Be careful with whom you pick a fight. They might fight back with some heavy artillery.
For years Harry Reid has been obsessively ranting and mewling about the wealthy Koch brothers, Charles and David, for deigning to spend their own money to express their free speech rights. He has pejoratively mentioned the brothers from the well of the Senate more than 130 times.
He even has a page on his official Senate website devoted to lambasting the brothers Koch. According to the 17
talking points on the page, the Kochs want to pollute the air, foul the water, dismantle Social Security, Medicare, ObamaCare, minimum wage laws and public education.
Though the Koch brothers this election season are largely stayaing out of presidential politics, they are pouring money into Nevada in an effort to help a Republican capture Reid’s Senate seat, now that he is retiring. They have already spent $6 million backing Republican Rep. Joe Heck and attacking former state Attorney General Catherine Cortez Masto, Reid’s hand-picked Democrat successor, according to ThinkProgess, a liberal website.
Freedom Partners Action Fund, a super PAC that is part of the Koch brothers’ network, currently is spending more than $600,000 on a television ad accusing Cortez Masto of outsourcing legal work to a D.C. law firm that later contributed to her election campaign, calling her a special interest politician.
According to the latest polls, Heck and Cortez Masto are tied, even though Democrats outnumber Republicans in Nevada by more than 70,000 registered voters.
A story in the Las Vegas newspaper recently reported that the Kochs’ Americans For Prosperity is working on a so-called ground game to challenge Reid’s vaunted army of union volunteers who bus casino workers to the polls with
pre-selected sample ballots.
The Kochs are putting their money where their mouths are.
Reid seems to think that money alone will persuade people, but there also has to be believable content in the message.

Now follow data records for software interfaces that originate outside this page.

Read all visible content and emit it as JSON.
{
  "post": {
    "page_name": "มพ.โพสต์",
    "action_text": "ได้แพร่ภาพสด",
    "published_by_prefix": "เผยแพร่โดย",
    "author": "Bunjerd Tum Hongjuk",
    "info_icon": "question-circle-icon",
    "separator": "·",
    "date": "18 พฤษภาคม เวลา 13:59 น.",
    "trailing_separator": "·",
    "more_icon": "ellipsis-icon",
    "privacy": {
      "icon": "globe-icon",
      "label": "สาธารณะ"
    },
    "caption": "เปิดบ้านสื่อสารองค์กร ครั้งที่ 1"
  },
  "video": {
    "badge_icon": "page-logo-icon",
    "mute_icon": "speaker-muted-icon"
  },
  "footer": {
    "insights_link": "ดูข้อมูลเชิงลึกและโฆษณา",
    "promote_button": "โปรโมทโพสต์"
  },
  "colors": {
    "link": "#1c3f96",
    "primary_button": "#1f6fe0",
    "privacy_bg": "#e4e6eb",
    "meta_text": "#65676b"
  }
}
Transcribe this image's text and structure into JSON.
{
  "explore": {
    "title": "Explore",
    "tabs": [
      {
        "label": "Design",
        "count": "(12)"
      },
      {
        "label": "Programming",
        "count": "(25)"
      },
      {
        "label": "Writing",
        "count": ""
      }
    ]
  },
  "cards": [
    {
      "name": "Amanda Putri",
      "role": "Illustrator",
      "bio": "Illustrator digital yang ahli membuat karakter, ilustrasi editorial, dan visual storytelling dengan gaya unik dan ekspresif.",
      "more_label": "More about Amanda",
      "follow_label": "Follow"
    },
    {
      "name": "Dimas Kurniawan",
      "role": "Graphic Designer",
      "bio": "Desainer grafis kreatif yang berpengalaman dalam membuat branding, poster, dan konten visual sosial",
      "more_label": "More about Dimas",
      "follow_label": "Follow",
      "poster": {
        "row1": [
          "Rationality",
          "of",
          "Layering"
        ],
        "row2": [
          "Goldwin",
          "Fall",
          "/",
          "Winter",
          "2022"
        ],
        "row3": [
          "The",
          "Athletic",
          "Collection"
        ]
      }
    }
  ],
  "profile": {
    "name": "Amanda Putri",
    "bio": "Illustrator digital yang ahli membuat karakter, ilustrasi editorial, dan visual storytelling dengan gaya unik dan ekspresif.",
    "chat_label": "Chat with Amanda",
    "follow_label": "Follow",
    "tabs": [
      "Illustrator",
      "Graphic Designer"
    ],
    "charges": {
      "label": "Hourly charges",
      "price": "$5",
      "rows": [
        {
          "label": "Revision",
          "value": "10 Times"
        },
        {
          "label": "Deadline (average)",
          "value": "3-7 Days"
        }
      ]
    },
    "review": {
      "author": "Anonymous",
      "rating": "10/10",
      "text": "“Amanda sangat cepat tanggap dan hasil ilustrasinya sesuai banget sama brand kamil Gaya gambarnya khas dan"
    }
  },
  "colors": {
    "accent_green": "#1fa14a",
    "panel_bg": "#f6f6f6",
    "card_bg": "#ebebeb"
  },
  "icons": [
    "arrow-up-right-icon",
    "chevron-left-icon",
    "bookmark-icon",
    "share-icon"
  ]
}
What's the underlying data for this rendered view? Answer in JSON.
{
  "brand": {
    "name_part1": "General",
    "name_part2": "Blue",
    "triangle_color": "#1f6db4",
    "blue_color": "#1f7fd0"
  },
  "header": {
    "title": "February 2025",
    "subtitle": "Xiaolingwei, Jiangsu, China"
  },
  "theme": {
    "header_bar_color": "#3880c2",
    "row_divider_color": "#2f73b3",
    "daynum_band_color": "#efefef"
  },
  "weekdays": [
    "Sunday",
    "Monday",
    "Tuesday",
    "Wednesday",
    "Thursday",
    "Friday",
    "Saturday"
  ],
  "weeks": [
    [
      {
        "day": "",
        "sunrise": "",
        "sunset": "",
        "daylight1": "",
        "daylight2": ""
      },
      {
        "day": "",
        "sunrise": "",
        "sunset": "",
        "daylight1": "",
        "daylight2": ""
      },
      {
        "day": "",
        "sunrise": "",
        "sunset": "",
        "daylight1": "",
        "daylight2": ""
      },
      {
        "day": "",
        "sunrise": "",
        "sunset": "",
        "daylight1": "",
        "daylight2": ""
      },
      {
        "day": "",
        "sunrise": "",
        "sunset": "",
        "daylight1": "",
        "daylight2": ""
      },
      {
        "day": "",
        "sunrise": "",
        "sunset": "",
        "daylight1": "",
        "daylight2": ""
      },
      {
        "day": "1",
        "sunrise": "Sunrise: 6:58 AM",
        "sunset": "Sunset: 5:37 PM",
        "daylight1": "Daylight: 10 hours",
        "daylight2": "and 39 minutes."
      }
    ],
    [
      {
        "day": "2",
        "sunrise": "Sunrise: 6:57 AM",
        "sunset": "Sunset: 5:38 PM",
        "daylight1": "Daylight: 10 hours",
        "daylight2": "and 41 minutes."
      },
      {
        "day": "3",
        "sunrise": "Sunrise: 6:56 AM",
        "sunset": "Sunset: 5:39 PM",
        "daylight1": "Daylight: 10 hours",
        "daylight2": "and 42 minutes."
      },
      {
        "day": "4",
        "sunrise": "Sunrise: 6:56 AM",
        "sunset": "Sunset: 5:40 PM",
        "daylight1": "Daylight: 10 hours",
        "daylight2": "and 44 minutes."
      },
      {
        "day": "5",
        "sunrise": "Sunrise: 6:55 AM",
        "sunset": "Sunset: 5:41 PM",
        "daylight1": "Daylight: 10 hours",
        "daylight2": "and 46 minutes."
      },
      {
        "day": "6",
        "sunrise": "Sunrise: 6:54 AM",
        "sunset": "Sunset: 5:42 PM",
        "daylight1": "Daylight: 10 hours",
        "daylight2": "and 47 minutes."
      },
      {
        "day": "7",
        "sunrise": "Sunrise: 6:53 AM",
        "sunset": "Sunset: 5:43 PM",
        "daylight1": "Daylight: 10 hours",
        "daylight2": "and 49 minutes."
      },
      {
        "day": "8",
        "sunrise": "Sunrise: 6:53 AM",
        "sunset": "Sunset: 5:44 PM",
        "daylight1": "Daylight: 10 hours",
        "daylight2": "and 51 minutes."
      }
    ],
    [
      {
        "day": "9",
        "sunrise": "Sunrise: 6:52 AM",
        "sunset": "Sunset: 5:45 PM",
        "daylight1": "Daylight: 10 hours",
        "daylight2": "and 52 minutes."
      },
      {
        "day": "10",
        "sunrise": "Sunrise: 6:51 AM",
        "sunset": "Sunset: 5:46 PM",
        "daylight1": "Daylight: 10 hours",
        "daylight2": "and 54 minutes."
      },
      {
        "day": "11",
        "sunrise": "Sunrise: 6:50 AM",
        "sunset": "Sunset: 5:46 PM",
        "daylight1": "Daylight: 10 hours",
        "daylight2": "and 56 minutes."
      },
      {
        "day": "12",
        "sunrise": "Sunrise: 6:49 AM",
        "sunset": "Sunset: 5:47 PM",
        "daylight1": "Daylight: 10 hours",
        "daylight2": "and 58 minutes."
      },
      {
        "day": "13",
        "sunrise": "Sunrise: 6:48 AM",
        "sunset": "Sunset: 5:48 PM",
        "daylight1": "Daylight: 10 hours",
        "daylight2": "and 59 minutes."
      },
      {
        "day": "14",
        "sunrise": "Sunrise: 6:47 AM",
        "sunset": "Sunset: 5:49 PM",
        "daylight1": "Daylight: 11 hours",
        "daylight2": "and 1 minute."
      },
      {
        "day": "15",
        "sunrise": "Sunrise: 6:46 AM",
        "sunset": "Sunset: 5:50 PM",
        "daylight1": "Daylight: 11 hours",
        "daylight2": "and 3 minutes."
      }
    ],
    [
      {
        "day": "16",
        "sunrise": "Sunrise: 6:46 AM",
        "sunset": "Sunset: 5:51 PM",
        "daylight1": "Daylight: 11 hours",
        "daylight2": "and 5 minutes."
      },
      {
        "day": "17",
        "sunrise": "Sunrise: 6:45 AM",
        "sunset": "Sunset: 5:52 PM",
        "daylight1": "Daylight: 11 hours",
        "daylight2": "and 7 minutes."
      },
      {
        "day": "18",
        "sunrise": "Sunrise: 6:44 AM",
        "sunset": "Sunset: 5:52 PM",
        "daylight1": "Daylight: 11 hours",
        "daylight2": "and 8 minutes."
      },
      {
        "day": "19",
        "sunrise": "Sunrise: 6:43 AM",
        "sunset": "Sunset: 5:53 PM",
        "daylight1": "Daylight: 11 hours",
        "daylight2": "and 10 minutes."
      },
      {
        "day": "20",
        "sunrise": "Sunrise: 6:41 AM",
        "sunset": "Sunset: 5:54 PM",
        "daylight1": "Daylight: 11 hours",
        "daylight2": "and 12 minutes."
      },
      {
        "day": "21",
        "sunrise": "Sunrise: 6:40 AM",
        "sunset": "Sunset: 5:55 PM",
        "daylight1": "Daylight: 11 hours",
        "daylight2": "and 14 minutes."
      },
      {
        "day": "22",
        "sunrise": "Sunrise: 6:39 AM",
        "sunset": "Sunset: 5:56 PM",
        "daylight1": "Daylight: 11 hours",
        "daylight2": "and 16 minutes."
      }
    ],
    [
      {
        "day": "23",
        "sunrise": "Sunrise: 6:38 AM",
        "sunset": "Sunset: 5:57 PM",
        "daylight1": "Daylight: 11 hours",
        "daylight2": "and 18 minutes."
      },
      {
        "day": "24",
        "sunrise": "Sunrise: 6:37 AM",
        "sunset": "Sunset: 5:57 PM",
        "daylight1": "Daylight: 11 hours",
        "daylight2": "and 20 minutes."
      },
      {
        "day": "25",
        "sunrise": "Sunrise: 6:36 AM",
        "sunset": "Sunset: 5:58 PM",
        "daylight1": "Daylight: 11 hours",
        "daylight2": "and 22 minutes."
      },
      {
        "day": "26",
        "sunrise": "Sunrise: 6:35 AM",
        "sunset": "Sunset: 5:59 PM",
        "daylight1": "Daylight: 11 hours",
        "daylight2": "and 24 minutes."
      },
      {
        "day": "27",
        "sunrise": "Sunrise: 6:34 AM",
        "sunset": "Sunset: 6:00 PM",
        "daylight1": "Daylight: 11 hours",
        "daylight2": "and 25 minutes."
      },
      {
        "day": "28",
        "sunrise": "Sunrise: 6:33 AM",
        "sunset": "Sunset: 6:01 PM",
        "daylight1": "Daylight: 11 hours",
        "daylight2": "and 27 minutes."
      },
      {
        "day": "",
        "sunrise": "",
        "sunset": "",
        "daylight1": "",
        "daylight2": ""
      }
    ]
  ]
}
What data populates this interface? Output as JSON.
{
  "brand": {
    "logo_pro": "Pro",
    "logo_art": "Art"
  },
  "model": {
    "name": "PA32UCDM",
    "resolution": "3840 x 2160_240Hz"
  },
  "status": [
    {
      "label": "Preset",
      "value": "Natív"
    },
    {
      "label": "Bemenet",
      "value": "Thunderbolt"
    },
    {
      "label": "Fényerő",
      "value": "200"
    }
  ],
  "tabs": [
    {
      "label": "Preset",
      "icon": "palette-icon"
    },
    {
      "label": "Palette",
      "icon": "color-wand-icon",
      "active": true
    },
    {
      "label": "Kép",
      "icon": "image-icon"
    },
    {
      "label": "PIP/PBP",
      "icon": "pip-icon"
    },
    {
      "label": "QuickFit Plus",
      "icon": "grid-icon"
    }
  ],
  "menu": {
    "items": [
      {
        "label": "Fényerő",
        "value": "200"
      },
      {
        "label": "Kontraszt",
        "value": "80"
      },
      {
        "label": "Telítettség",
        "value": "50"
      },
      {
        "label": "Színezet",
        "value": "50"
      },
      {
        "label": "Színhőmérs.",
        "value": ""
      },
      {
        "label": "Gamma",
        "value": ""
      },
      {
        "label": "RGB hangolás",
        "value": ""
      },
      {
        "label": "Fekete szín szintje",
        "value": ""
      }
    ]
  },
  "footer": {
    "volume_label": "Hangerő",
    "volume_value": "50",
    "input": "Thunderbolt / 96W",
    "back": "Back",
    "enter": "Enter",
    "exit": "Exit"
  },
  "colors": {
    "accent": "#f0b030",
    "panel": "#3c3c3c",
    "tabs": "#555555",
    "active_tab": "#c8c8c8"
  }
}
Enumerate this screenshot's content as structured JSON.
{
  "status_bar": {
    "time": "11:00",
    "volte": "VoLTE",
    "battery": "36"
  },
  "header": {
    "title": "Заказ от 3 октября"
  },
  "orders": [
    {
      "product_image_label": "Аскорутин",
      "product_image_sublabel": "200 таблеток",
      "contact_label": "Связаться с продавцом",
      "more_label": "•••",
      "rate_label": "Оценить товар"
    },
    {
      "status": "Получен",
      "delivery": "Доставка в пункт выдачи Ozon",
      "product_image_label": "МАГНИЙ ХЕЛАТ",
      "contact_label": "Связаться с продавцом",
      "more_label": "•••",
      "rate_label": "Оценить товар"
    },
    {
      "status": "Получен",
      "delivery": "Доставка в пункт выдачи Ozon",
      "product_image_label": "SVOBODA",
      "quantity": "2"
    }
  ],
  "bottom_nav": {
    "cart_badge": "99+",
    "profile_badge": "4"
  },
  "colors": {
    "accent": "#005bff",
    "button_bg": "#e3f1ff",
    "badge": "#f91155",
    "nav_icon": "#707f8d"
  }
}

Reid has pounded the Kochs so often he sounds like a broken record. His criticism seems downright hypocritical when the Senate minority leader can call a press conference at the drop of a hat and get coverage from a vast majority of the broadcast and print media — without spending a dime.
It looks like a proxy war is now breaking out, with the Koch brothers’ independent support of Heck’s senatorial campaign becoming the target of a nearly million-dollar television ad campaign by a group called the League of
The ad makes a non sequitur attempt to somehow link the fact the Koch brothers’ got filthy rich in the oil business — while most of us just got filthy in the grease orchard, but that’s a story for another day — to an
alleged antipathy on Heck’s part for renewable energy.
The ad claims Heck’s alleged favoritism toward oil risks Nevada wind and solar energy jobs, even though less than 1 percent of electricity in this country is produced with oil.
As for jobs, it is the League of Conservation Voters that is attacking jobs. According to its own website, it pushes for a tougher Endangered Species Act, which kills jobs, opposes drilling anywhere, which kills jobs, and wants to shut down any activity that contributes to carbon production, which kills jobs.
Heck sent out a press release countering the claims in the ad.
“While Dr. Heck has been a strong supporter of solar jobs in Nevada, including legislation to streamline renewable energy development across the state, the League of Conservation Voters (LCV) is a DC-based partisan special interest that wants to put Nevadans out of work by stopping responsible mining, ranching, agriculture and recreation,” Heck spokesperson Brian Baluta said. “And, as Attorney General, Catherine Cortez Masto showed herself to be no friend of solar when she introduced a bill to exempt the Public Utilities Commission (PUC) from the open meeting law, allowing the PUC to raise rates behind closed doors. This bogus attack has nothing to do with clean energy and everything to do with installing Chuck Schumer as the next Senate Majority Leader.”
In fact, Heck has backed tax credits for wind and solar, which, frankly, drive up the cost of power and kills jobs. So, he’s no purist.
On the League’s scorecard Heck’s voting record agreed with its stances only 8 percent of the time, compared to Reid’s 81 percent. There’s a contrast Heck should be proud of.
It’s going to get ugly, folks.
Thomas Mitchell is a longtime Nevada newspaper columnist. You may email him at email@example.com. He also blogs at http://4thst8.wordpress.com/.